Problem: When you restate the data, keep every word as it is and drop the images.

Data records

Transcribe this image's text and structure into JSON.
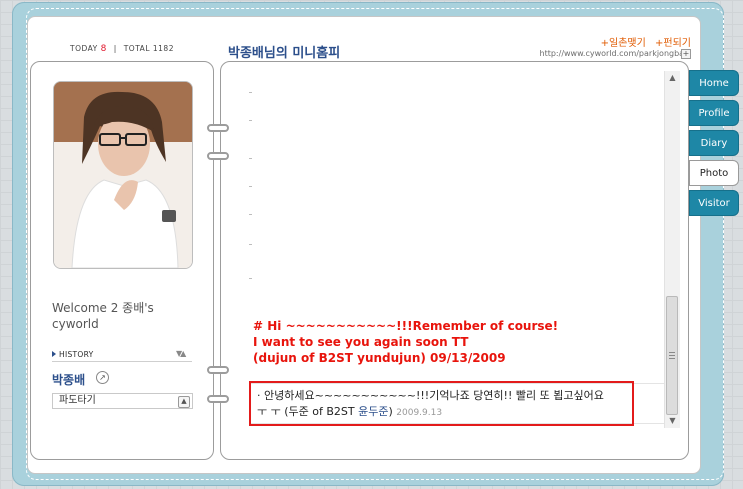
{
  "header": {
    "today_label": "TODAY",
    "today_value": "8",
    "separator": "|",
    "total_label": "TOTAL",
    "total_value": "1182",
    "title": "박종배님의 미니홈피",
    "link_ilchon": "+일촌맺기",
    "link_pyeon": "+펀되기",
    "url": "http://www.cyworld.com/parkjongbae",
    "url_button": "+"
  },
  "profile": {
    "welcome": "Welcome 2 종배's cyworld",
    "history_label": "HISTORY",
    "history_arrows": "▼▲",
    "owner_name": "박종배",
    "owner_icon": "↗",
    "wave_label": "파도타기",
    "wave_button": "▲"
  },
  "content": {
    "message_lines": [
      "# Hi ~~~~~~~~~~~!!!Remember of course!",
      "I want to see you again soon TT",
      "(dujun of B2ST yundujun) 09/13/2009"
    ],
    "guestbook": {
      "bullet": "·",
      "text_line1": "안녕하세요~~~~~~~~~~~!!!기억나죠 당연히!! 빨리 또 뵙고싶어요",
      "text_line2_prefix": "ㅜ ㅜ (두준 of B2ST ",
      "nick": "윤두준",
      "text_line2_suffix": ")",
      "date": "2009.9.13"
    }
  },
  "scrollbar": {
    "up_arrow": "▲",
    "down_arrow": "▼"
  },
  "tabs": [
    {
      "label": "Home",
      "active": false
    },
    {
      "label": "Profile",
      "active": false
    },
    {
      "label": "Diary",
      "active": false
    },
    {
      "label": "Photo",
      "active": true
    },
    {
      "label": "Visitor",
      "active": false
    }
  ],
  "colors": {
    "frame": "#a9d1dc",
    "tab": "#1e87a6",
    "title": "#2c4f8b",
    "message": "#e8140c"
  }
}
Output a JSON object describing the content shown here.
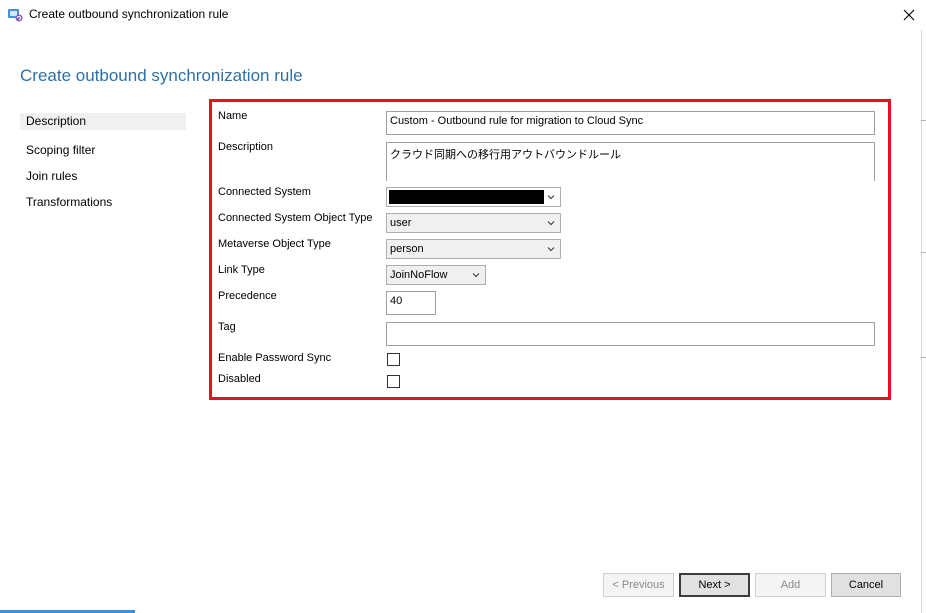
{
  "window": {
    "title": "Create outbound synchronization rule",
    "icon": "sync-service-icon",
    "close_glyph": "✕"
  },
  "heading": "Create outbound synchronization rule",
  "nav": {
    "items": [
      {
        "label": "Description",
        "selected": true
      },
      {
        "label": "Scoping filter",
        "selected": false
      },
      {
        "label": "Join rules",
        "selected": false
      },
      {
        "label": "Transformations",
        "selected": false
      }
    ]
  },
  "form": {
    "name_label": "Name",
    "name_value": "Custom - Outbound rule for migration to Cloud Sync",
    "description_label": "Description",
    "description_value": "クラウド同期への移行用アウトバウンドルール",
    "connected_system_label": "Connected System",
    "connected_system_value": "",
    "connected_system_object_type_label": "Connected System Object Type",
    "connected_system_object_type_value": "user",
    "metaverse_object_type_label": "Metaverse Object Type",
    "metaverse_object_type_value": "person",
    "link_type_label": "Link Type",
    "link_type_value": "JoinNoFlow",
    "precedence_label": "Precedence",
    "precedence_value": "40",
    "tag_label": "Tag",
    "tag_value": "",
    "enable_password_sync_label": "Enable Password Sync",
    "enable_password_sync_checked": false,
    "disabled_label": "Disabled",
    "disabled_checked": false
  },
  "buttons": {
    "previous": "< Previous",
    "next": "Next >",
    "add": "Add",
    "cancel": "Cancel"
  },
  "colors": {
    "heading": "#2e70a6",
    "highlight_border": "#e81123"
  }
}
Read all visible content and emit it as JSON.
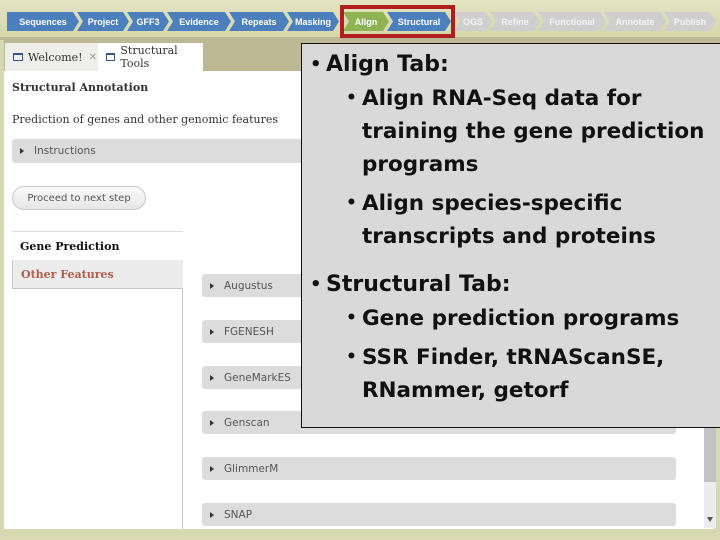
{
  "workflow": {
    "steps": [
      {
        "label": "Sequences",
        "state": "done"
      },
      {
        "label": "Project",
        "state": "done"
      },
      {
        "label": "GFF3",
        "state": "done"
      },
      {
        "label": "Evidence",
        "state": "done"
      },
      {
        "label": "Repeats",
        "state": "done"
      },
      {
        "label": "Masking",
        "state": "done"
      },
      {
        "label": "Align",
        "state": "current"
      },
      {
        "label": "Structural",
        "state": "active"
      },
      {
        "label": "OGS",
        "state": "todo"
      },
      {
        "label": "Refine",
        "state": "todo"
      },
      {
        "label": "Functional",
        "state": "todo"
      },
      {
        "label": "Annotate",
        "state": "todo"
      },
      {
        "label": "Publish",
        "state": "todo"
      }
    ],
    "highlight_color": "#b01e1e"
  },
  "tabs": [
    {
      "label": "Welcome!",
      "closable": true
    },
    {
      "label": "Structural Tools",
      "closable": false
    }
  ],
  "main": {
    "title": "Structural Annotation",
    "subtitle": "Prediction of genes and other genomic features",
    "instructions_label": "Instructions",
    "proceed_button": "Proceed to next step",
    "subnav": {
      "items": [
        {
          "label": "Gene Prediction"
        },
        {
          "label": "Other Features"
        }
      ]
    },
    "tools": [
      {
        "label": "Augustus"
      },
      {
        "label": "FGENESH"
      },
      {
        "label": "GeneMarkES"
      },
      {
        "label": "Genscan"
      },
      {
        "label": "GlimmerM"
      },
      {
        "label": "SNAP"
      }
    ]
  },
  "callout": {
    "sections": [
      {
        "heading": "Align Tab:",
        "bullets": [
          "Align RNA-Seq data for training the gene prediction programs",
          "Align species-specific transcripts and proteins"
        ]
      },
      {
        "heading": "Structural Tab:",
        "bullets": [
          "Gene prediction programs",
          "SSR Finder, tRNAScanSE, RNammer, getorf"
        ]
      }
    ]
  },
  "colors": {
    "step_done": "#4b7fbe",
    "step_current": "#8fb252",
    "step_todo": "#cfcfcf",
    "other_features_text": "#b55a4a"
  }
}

Task solution:
Transcribe this image's text and structure into JSON.
{
  "header": {
    "today_label": "TODAY",
    "today_value": "8",
    "separator": "|",
    "total_label": "TOTAL",
    "total_value": "1182",
    "title": "박종배님의 미니홈피",
    "link_ilchon": "+일촌맺기",
    "link_pyeon": "+펀되기",
    "url": "http://www.cyworld.com/parkjongbae",
    "url_button": "+"
  },
  "profile": {
    "welcome": "Welcome 2 종배's cyworld",
    "history_label": "HISTORY",
    "history_arrows": "▼▲",
    "owner_name": "박종배",
    "owner_icon": "↗",
    "wave_label": "파도타기",
    "wave_button": "▲"
  },
  "content": {
    "message_lines": [
      "# Hi ~~~~~~~~~~~!!!Remember of course!",
      "I want to see you again soon TT",
      "(dujun of B2ST yundujun) 09/13/2009"
    ],
    "guestbook": {
      "bullet": "·",
      "text_line1": "안녕하세요~~~~~~~~~~~!!!기억나죠 당연히!! 빨리 또 뵙고싶어요",
      "text_line2_prefix": "ㅜ ㅜ (두준 of B2ST ",
      "nick": "윤두준",
      "text_line2_suffix": ")",
      "date": "2009.9.13"
    }
  },
  "scrollbar": {
    "up_arrow": "▲",
    "down_arrow": "▼"
  },
  "tabs": [
    {
      "label": "Home",
      "active": false
    },
    {
      "label": "Profile",
      "active": false
    },
    {
      "label": "Diary",
      "active": false
    },
    {
      "label": "Photo",
      "active": true
    },
    {
      "label": "Visitor",
      "active": false
    }
  ],
  "colors": {
    "frame": "#a9d1dc",
    "tab": "#1e87a6",
    "title": "#2c4f8b",
    "message": "#e8140c"
  }
}
Output a JSON object describing the content shown here.
{
  "window": {
    "title": "Create outbound synchronization rule",
    "icon": "sync-service-icon",
    "close_glyph": "✕"
  },
  "heading": "Create outbound synchronization rule",
  "nav": {
    "items": [
      {
        "label": "Description",
        "selected": true
      },
      {
        "label": "Scoping filter",
        "selected": false
      },
      {
        "label": "Join rules",
        "selected": false
      },
      {
        "label": "Transformations",
        "selected": false
      }
    ]
  },
  "form": {
    "name_label": "Name",
    "name_value": "Custom - Outbound rule for migration to Cloud Sync",
    "description_label": "Description",
    "description_value": "クラウド同期への移行用アウトバウンドルール",
    "connected_system_label": "Connected System",
    "connected_system_value": "",
    "connected_system_object_type_label": "Connected System Object Type",
    "connected_system_object_type_value": "user",
    "metaverse_object_type_label": "Metaverse Object Type",
    "metaverse_object_type_value": "person",
    "link_type_label": "Link Type",
    "link_type_value": "JoinNoFlow",
    "precedence_label": "Precedence",
    "precedence_value": "40",
    "tag_label": "Tag",
    "tag_value": "",
    "enable_password_sync_label": "Enable Password Sync",
    "enable_password_sync_checked": false,
    "disabled_label": "Disabled",
    "disabled_checked": false
  },
  "buttons": {
    "previous": "< Previous",
    "next": "Next >",
    "add": "Add",
    "cancel": "Cancel"
  },
  "colors": {
    "heading": "#2e70a6",
    "highlight_border": "#e81123"
  }
}
Read all visible content and emit it as JSON.
{
  "workflow": {
    "steps": [
      {
        "label": "Sequences",
        "state": "done"
      },
      {
        "label": "Project",
        "state": "done"
      },
      {
        "label": "GFF3",
        "state": "done"
      },
      {
        "label": "Evidence",
        "state": "done"
      },
      {
        "label": "Repeats",
        "state": "done"
      },
      {
        "label": "Masking",
        "state": "done"
      },
      {
        "label": "Align",
        "state": "current"
      },
      {
        "label": "Structural",
        "state": "active"
      },
      {
        "label": "OGS",
        "state": "todo"
      },
      {
        "label": "Refine",
        "state": "todo"
      },
      {
        "label": "Functional",
        "state": "todo"
      },
      {
        "label": "Annotate",
        "state": "todo"
      },
      {
        "label": "Publish",
        "state": "todo"
      }
    ],
    "highlight_color": "#b01e1e"
  },
  "tabs": [
    {
      "label": "Welcome!",
      "closable": true
    },
    {
      "label": "Structural Tools",
      "closable": false
    }
  ],
  "main": {
    "title": "Structural Annotation",
    "subtitle": "Prediction of genes and other genomic features",
    "instructions_label": "Instructions",
    "proceed_button": "Proceed to next step",
    "subnav": {
      "items": [
        {
          "label": "Gene Prediction"
        },
        {
          "label": "Other Features"
        }
      ]
    },
    "tools": [
      {
        "label": "Augustus"
      },
      {
        "label": "FGENESH"
      },
      {
        "label": "GeneMarkES"
      },
      {
        "label": "Genscan"
      },
      {
        "label": "GlimmerM"
      },
      {
        "label": "SNAP"
      }
    ]
  },
  "callout": {
    "sections": [
      {
        "heading": "Align Tab:",
        "bullets": [
          "Align RNA-Seq data for training the gene prediction programs",
          "Align species-specific transcripts and proteins"
        ]
      },
      {
        "heading": "Structural Tab:",
        "bullets": [
          "Gene prediction programs",
          "SSR Finder, tRNAScanSE, RNammer, getorf"
        ]
      }
    ]
  },
  "colors": {
    "step_done": "#4b7fbe",
    "step_current": "#8fb252",
    "step_todo": "#cfcfcf",
    "other_features_text": "#b55a4a"
  }
}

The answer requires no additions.